### DATASET EXTRACT
=== Begin Enclosure ===

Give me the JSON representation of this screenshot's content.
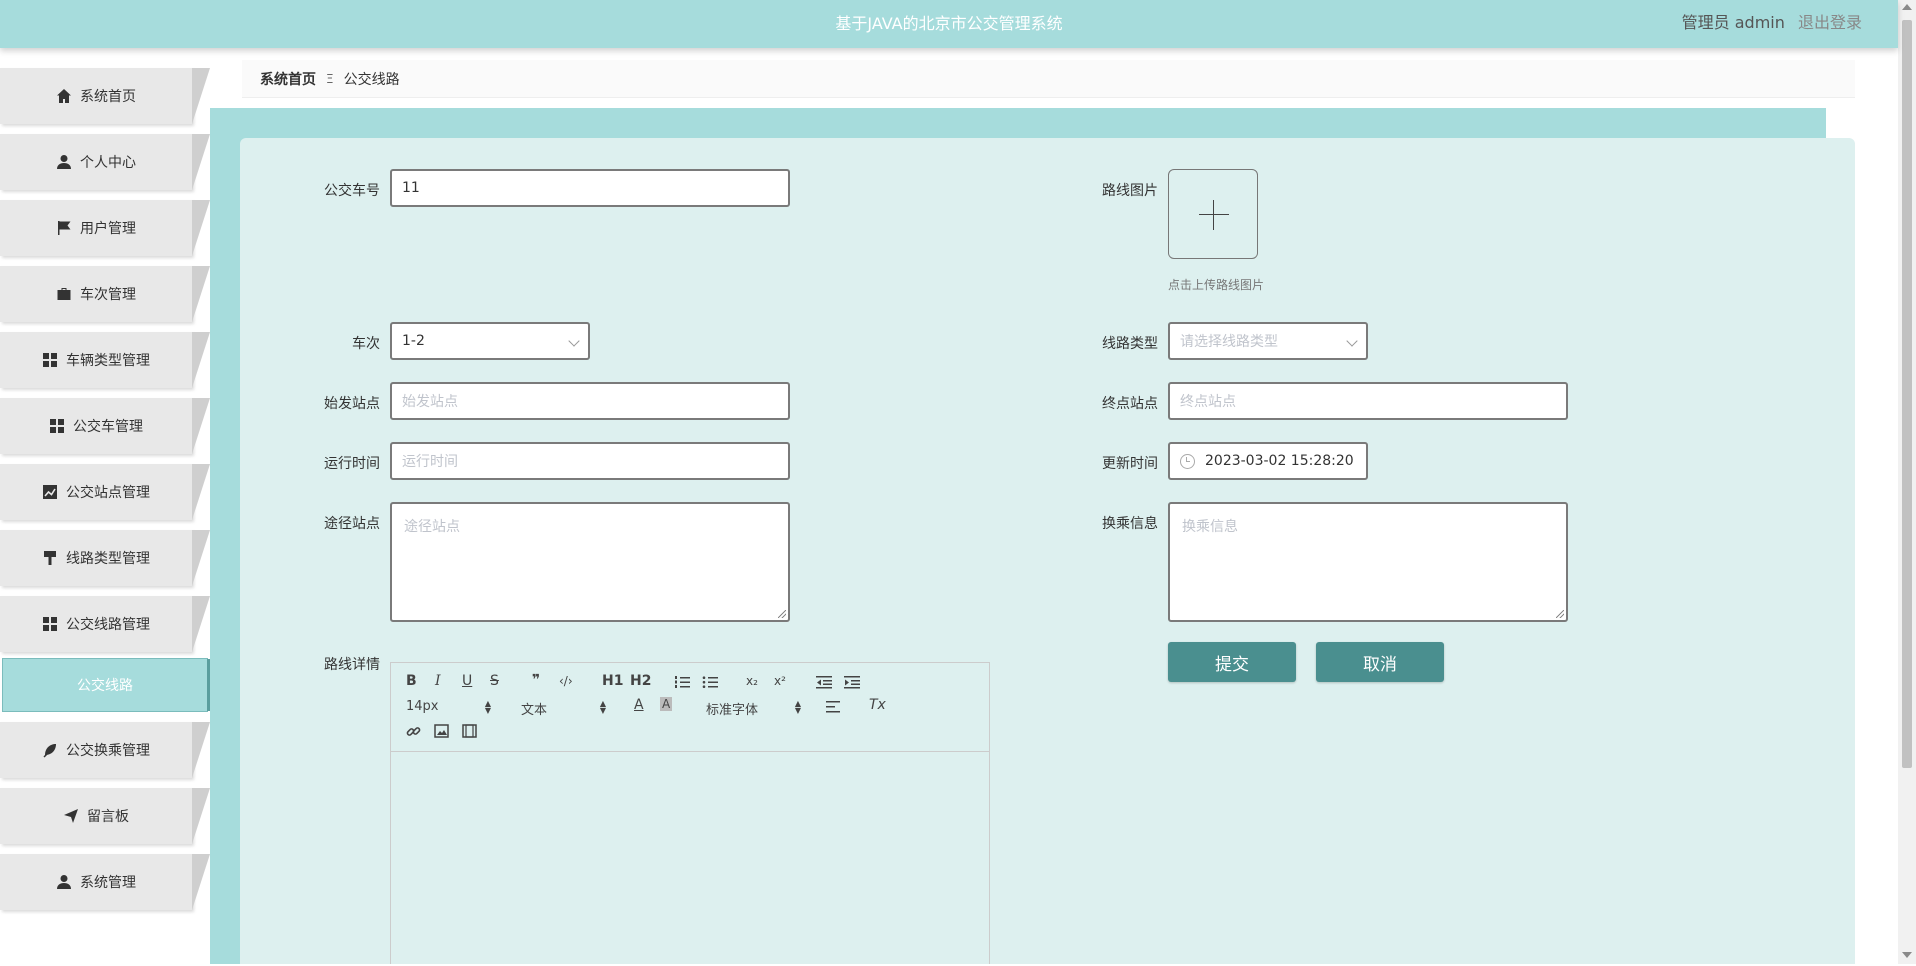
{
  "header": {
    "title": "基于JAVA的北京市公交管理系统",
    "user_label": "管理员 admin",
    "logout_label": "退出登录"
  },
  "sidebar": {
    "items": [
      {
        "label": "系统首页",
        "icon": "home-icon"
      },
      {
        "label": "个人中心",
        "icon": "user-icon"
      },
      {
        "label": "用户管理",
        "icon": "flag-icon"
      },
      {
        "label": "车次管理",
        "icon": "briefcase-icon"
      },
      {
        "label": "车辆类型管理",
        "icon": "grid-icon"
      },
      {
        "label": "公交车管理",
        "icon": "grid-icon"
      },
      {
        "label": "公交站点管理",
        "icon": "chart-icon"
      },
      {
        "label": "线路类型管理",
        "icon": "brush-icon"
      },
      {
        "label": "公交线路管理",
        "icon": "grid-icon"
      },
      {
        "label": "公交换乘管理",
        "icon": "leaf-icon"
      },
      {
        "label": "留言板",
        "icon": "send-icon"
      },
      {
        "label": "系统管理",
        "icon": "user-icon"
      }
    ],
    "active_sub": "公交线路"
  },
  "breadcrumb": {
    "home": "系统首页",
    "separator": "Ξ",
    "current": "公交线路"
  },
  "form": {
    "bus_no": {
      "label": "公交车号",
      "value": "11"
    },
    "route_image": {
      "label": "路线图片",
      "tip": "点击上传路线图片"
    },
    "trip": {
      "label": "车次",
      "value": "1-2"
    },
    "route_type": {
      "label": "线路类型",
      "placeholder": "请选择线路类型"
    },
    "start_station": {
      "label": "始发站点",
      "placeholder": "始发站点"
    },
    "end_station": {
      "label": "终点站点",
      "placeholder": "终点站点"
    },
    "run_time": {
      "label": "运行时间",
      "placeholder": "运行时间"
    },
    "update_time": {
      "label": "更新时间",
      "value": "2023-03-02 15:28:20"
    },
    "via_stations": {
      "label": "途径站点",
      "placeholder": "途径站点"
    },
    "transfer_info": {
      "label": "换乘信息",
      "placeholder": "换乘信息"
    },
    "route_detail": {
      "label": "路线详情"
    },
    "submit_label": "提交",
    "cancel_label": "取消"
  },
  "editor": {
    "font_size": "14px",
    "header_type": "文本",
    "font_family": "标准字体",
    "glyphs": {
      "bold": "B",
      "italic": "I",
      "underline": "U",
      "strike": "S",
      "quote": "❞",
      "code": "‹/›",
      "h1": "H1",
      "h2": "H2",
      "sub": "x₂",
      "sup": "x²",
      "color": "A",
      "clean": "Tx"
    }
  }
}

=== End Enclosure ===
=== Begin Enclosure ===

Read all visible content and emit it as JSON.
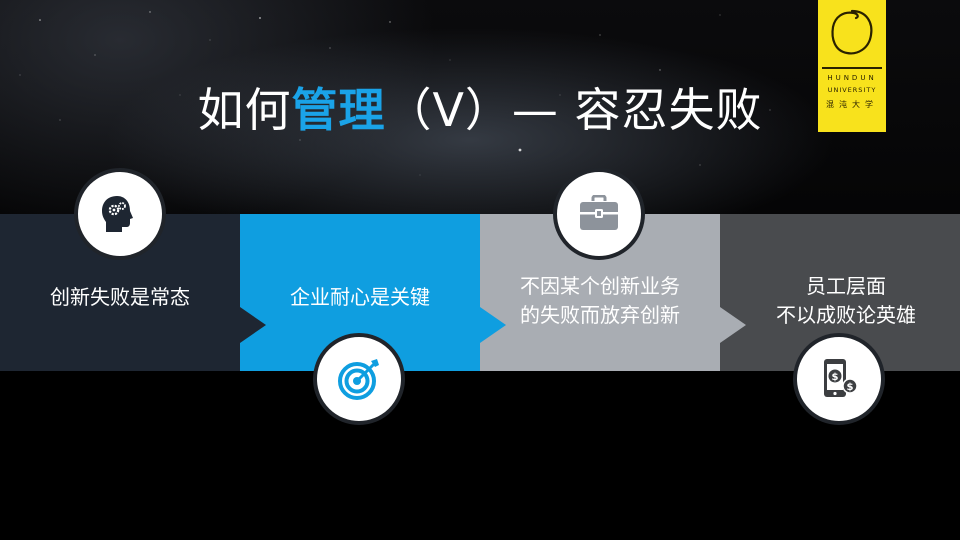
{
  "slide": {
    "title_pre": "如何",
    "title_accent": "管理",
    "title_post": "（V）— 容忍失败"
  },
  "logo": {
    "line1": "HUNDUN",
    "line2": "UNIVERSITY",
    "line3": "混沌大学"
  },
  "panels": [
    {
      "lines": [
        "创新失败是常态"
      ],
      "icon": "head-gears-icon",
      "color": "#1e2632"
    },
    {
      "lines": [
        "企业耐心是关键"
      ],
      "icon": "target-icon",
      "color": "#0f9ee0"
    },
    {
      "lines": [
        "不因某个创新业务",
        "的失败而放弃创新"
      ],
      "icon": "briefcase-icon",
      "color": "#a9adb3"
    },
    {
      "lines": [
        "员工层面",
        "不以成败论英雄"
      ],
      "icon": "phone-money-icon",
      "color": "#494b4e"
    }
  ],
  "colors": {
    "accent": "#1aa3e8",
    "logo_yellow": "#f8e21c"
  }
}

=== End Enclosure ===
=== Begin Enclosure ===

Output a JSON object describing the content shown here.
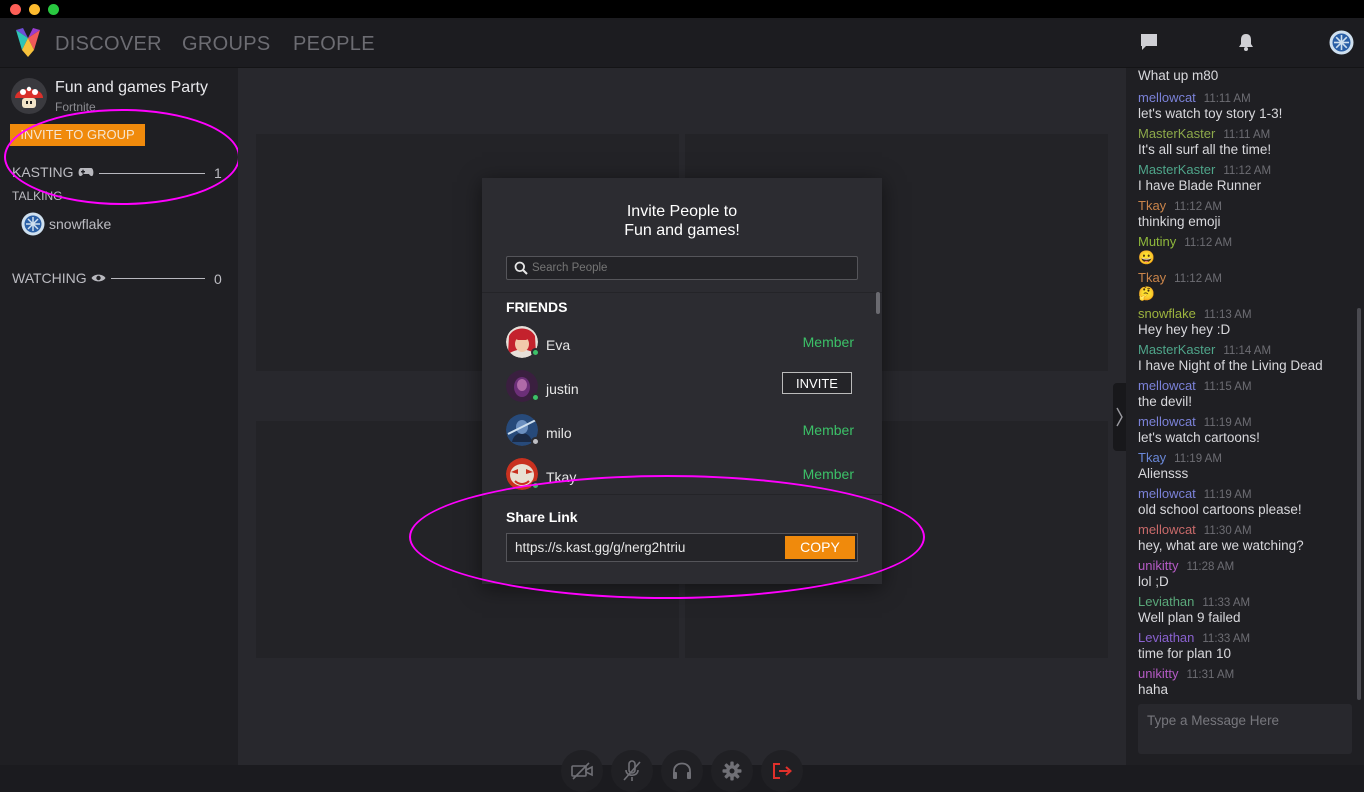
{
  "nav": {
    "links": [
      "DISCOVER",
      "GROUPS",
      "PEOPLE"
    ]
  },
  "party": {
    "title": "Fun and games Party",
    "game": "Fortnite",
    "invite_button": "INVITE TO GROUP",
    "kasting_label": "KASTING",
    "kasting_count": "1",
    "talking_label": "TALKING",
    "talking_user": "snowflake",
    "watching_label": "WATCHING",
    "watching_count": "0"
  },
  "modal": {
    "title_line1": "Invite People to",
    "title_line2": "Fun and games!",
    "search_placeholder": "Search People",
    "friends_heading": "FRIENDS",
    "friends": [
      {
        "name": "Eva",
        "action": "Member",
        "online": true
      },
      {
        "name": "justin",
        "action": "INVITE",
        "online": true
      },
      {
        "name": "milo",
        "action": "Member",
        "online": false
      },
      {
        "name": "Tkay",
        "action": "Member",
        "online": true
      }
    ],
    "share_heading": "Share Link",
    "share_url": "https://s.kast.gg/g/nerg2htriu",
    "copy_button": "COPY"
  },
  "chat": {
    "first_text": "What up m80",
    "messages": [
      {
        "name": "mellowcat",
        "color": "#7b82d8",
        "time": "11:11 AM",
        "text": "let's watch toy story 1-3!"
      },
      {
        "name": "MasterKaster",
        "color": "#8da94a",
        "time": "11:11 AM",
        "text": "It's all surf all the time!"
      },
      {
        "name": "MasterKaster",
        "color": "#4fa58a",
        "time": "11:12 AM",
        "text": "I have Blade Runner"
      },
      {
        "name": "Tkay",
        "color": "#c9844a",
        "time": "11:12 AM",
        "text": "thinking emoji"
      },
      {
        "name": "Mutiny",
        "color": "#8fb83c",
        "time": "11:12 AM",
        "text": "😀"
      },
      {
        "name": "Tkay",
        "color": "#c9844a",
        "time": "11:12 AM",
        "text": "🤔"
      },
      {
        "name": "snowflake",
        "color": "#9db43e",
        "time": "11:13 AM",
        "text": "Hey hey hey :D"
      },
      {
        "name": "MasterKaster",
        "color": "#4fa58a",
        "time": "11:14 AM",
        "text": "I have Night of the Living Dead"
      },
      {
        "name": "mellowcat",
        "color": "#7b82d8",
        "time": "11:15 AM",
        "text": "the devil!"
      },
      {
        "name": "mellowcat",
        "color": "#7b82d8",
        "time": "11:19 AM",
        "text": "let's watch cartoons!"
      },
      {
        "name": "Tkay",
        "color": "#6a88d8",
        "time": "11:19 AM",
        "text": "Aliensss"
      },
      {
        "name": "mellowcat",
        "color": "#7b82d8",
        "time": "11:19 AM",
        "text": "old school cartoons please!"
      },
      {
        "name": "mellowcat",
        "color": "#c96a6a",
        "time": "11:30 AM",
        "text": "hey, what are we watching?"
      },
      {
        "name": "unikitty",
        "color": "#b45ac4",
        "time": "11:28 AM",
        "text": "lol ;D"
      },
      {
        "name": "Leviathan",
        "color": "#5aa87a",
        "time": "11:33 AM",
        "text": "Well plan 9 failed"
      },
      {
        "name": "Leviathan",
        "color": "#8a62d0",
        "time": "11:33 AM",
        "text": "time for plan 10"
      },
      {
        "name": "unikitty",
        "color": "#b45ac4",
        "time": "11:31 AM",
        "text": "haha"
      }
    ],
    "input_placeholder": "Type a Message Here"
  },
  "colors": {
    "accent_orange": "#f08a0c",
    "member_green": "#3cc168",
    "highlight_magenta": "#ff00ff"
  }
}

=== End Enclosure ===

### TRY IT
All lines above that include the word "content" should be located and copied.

### RESULT OF THE TASK
Give me the JSON representation of this screenshot's content.
Read all visible content and emit it as JSON.
Output a JSON object describing the content shown here.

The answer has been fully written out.